*** Entries supplied ***
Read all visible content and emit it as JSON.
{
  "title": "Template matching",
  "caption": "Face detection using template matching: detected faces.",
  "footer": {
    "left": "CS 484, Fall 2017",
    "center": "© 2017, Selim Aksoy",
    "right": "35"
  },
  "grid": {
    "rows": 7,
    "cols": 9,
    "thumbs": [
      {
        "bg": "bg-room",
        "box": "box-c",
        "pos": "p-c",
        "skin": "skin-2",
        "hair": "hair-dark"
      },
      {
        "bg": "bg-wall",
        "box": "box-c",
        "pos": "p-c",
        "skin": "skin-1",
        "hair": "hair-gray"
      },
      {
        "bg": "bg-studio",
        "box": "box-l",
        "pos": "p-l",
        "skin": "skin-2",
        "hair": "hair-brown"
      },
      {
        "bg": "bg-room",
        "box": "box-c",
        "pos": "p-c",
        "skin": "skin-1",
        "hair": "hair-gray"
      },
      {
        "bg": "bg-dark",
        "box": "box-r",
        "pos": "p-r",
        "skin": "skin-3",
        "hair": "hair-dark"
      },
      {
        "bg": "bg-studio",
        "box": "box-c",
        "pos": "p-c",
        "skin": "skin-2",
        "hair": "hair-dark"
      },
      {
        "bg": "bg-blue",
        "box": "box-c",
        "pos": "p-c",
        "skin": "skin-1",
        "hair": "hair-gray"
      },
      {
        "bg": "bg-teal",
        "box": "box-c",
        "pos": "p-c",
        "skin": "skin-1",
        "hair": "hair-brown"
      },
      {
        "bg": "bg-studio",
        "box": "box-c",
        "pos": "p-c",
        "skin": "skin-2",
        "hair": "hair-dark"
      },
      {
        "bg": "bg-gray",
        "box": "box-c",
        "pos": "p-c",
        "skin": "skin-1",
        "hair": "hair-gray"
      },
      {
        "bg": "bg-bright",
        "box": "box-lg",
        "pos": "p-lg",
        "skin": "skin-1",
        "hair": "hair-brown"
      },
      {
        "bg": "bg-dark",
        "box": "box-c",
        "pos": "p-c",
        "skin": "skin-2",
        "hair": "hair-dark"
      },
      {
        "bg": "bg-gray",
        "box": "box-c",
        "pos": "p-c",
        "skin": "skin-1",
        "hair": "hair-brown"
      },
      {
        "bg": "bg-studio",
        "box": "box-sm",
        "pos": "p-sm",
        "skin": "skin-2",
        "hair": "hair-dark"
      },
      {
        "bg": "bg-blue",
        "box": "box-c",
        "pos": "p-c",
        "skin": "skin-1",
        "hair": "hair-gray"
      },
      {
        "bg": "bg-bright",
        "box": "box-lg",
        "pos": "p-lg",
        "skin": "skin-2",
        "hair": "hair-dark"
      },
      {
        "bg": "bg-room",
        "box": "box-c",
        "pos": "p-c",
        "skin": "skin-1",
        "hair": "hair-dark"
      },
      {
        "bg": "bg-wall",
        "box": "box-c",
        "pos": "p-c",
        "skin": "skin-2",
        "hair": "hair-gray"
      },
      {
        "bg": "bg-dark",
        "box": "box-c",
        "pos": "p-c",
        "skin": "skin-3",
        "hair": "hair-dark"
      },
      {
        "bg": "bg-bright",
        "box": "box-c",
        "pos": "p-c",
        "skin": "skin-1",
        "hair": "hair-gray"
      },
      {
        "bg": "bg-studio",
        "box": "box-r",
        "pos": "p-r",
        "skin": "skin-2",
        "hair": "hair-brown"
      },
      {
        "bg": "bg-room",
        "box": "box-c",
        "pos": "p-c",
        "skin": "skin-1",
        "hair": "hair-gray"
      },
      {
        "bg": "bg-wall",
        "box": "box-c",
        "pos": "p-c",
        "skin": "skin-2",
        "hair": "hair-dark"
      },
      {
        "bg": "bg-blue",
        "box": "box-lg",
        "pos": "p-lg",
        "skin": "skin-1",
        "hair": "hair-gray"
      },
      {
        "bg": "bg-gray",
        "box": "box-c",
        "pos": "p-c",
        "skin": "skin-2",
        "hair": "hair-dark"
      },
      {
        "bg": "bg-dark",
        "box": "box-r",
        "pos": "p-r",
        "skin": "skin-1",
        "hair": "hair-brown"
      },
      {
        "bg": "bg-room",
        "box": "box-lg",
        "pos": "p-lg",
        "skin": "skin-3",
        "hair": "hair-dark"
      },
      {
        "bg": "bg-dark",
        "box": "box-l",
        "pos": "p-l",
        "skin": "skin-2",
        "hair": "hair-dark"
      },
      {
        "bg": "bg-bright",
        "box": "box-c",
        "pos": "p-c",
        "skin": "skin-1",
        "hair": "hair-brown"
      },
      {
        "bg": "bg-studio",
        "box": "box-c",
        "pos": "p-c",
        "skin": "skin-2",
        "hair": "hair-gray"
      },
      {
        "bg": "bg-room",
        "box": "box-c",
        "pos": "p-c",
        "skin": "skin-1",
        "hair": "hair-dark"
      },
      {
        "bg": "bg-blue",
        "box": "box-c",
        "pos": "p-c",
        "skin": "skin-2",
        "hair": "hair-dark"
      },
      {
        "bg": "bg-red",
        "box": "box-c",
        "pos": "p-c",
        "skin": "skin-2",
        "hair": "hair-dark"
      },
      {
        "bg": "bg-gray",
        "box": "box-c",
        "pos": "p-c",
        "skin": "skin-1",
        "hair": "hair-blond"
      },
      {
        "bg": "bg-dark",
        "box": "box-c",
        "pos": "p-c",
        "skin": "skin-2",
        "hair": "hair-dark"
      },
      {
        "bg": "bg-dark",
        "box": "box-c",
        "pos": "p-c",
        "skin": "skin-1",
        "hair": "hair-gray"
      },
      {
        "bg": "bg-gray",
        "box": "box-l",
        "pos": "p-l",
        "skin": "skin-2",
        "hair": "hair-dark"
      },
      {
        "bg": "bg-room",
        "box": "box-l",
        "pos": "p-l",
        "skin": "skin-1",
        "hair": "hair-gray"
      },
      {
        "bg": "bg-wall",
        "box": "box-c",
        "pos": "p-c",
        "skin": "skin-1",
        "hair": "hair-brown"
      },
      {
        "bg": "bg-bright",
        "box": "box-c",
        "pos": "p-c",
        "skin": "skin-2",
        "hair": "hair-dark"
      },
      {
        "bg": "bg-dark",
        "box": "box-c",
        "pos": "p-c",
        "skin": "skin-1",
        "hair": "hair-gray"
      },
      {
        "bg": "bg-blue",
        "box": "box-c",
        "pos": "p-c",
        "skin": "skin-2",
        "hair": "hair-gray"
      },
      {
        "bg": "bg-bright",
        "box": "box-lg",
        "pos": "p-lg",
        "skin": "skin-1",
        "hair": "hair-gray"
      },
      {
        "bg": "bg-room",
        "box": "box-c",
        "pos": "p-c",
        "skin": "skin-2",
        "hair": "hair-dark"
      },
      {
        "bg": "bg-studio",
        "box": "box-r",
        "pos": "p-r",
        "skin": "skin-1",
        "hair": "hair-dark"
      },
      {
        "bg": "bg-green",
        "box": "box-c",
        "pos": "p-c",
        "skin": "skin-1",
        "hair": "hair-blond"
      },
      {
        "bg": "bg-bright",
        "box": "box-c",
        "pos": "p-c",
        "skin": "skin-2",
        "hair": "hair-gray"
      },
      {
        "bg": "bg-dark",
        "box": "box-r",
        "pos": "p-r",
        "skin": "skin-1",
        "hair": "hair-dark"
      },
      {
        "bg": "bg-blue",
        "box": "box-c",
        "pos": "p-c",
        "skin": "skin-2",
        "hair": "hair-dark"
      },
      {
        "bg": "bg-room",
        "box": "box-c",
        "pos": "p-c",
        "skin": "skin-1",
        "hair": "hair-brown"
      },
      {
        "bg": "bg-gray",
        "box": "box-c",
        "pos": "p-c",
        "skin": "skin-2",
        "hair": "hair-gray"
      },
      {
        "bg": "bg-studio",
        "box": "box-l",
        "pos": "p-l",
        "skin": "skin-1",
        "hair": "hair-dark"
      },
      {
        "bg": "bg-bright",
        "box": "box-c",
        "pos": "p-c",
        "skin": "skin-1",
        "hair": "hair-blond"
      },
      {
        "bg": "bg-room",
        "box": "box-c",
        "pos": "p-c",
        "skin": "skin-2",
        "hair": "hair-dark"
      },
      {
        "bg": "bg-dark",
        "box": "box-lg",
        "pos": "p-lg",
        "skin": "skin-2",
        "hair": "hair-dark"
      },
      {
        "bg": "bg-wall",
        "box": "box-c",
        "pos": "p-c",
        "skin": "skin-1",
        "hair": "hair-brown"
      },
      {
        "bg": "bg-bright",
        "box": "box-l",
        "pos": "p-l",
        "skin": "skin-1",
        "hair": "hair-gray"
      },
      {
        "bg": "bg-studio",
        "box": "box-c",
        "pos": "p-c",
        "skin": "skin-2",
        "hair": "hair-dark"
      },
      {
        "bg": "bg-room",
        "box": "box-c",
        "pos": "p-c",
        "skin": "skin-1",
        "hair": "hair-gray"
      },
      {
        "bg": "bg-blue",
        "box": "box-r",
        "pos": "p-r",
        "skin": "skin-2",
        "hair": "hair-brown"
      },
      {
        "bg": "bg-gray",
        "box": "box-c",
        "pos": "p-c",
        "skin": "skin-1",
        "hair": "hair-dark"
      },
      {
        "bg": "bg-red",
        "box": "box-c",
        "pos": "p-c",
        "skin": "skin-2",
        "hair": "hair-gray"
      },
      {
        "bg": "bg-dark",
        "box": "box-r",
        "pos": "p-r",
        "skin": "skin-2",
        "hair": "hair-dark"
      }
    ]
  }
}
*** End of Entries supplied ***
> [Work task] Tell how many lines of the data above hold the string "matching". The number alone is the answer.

> [Solved exercise] 2